*WHAT THE EXERCISE ASKS*
Could you find every line in the entries below that holds the word "from" and copy it?

---------- SOURCE MATERIAL ----------

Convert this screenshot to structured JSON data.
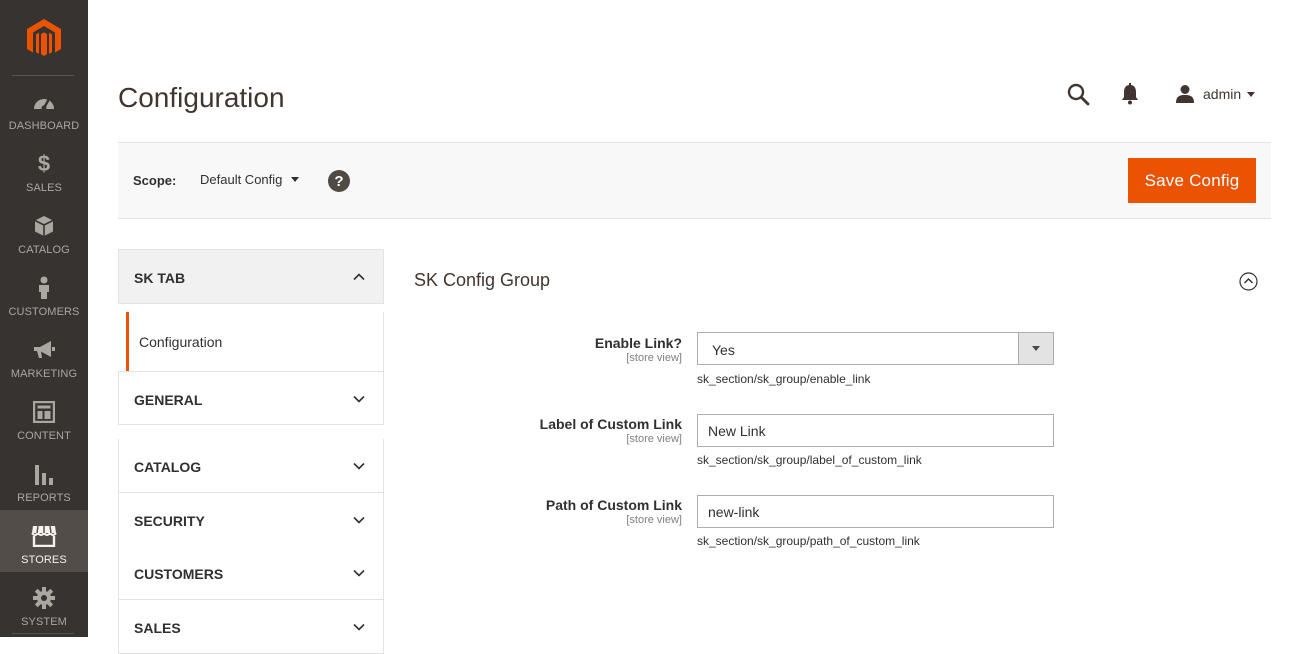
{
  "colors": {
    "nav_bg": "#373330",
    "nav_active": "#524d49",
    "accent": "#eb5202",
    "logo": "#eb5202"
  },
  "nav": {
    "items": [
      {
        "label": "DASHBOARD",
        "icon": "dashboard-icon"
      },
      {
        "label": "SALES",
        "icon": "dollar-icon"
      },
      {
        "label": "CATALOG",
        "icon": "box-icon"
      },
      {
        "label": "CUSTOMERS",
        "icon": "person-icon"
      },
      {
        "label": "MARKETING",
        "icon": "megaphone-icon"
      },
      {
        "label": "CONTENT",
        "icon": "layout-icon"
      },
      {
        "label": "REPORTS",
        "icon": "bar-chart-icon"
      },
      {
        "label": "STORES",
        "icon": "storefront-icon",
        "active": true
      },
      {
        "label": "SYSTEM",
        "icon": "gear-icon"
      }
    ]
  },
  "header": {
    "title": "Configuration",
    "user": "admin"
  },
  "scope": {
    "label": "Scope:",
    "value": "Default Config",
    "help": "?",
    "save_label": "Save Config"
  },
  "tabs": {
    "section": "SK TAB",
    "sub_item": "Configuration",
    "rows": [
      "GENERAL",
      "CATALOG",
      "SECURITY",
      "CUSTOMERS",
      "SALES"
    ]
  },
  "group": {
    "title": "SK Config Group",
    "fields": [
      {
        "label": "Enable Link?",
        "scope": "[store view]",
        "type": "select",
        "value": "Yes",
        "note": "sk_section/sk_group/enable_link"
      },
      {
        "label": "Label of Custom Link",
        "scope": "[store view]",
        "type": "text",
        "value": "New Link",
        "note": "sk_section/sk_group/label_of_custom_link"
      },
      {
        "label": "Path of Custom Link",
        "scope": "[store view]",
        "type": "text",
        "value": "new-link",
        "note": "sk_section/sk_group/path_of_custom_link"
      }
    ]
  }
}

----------
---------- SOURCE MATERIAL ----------

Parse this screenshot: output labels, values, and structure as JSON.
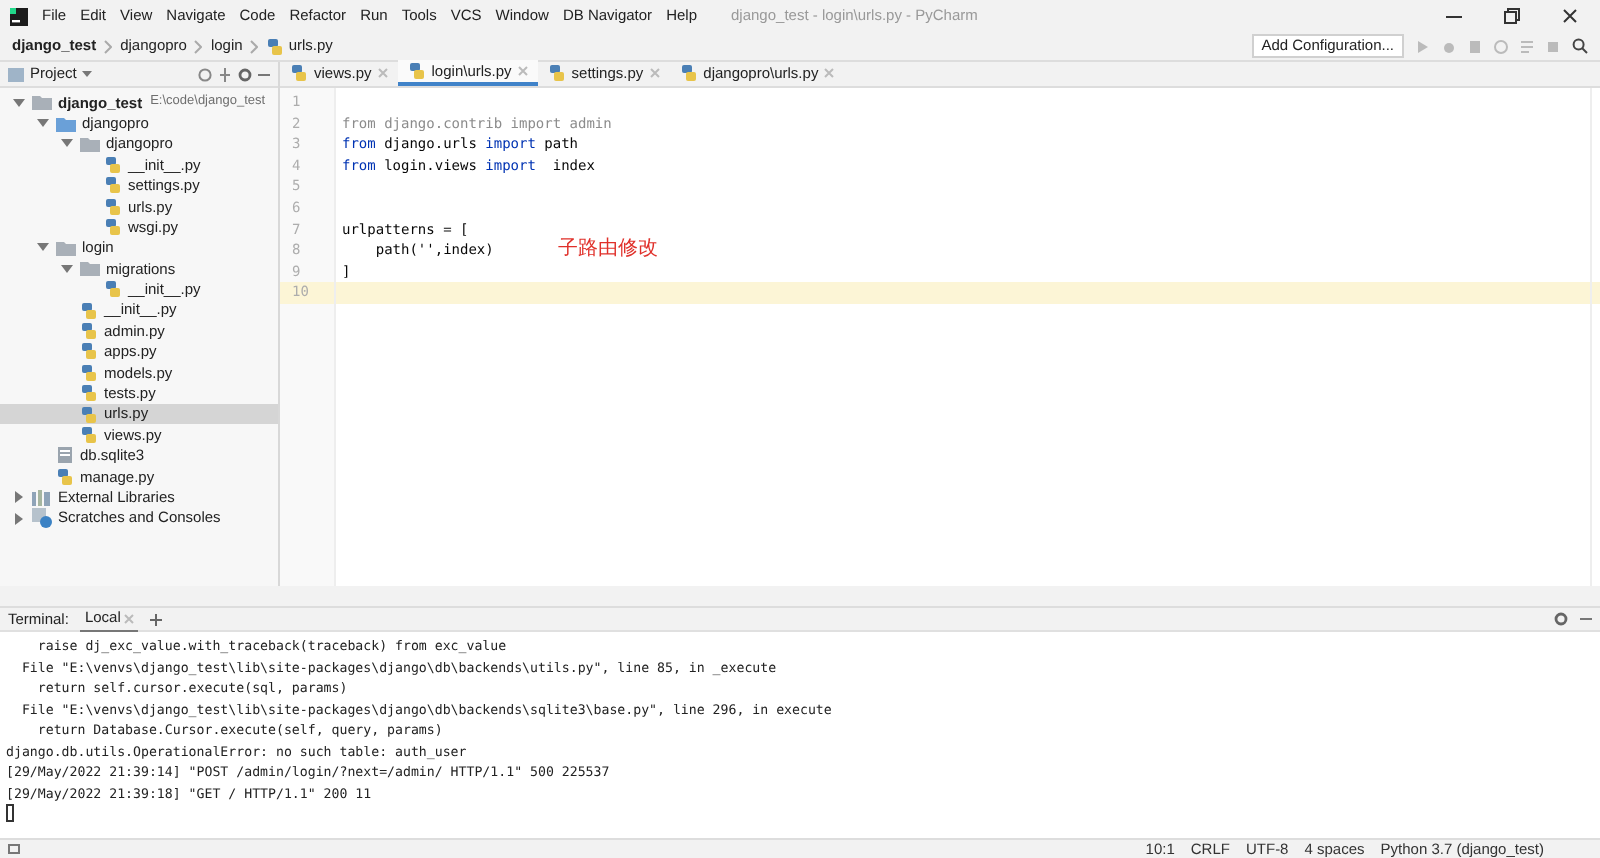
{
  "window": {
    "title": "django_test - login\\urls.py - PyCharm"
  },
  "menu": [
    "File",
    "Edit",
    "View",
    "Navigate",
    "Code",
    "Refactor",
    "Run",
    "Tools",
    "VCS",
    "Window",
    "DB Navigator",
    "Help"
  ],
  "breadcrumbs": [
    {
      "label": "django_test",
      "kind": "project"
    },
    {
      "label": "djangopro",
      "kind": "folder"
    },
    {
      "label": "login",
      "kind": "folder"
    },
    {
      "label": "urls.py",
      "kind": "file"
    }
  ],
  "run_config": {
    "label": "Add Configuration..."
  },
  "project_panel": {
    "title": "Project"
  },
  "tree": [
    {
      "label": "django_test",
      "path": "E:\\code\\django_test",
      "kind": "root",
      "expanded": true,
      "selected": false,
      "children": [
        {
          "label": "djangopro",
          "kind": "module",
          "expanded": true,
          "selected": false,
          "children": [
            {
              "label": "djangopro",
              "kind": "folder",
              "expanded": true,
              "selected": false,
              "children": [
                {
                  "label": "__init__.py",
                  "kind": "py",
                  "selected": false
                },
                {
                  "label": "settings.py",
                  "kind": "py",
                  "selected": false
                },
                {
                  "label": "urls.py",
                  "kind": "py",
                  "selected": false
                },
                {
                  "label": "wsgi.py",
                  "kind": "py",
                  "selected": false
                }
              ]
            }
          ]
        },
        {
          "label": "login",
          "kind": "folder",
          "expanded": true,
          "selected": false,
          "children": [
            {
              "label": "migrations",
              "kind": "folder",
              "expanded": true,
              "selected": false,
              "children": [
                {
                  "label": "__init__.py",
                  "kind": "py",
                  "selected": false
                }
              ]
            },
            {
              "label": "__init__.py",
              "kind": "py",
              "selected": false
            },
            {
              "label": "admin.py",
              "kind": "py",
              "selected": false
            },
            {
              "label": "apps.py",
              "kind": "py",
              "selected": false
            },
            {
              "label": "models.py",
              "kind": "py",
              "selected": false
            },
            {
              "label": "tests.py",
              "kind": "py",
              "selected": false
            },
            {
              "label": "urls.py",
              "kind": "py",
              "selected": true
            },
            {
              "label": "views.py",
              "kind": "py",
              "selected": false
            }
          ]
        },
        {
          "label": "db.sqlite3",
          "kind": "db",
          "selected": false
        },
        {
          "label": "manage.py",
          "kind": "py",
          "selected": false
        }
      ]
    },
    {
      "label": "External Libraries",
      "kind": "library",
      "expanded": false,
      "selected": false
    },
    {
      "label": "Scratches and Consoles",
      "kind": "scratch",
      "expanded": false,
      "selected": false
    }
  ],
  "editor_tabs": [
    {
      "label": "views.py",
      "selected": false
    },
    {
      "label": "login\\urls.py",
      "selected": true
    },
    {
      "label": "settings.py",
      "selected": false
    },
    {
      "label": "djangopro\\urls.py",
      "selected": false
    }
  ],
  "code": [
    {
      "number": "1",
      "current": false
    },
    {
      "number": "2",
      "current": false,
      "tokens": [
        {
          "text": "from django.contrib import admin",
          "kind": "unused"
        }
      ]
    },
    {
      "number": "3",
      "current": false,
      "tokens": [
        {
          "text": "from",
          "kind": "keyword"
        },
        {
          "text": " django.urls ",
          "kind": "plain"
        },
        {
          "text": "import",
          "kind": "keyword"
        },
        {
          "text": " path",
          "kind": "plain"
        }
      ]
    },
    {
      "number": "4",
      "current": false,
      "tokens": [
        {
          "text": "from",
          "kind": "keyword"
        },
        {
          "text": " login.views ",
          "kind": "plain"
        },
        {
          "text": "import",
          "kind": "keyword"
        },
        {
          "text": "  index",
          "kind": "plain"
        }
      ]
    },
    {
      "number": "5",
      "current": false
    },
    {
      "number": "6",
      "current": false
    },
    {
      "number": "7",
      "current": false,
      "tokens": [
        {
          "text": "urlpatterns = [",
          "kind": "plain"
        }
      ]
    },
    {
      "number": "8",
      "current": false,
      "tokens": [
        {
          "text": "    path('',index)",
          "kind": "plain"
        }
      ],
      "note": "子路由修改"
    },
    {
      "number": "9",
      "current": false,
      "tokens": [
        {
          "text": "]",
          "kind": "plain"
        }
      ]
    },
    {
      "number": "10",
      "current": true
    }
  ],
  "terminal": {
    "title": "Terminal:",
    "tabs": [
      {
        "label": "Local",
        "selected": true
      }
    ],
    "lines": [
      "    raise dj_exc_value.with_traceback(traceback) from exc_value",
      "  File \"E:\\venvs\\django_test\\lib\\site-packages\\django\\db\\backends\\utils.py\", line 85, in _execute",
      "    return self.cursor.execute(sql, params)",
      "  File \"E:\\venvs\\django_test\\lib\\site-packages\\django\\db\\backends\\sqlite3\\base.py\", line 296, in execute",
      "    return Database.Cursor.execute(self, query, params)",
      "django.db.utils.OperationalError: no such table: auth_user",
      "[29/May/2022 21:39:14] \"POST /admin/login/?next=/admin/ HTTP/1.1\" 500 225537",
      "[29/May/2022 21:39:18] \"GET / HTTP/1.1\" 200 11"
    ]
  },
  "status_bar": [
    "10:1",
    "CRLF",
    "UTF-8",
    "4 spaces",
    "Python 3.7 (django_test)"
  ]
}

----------

*TASK ANSWER*
          "text": "from django.contrib import admin",
          "text": "from",
          "text": "from",
      "    raise dj_exc_value.with_traceback(traceback) from exc_value",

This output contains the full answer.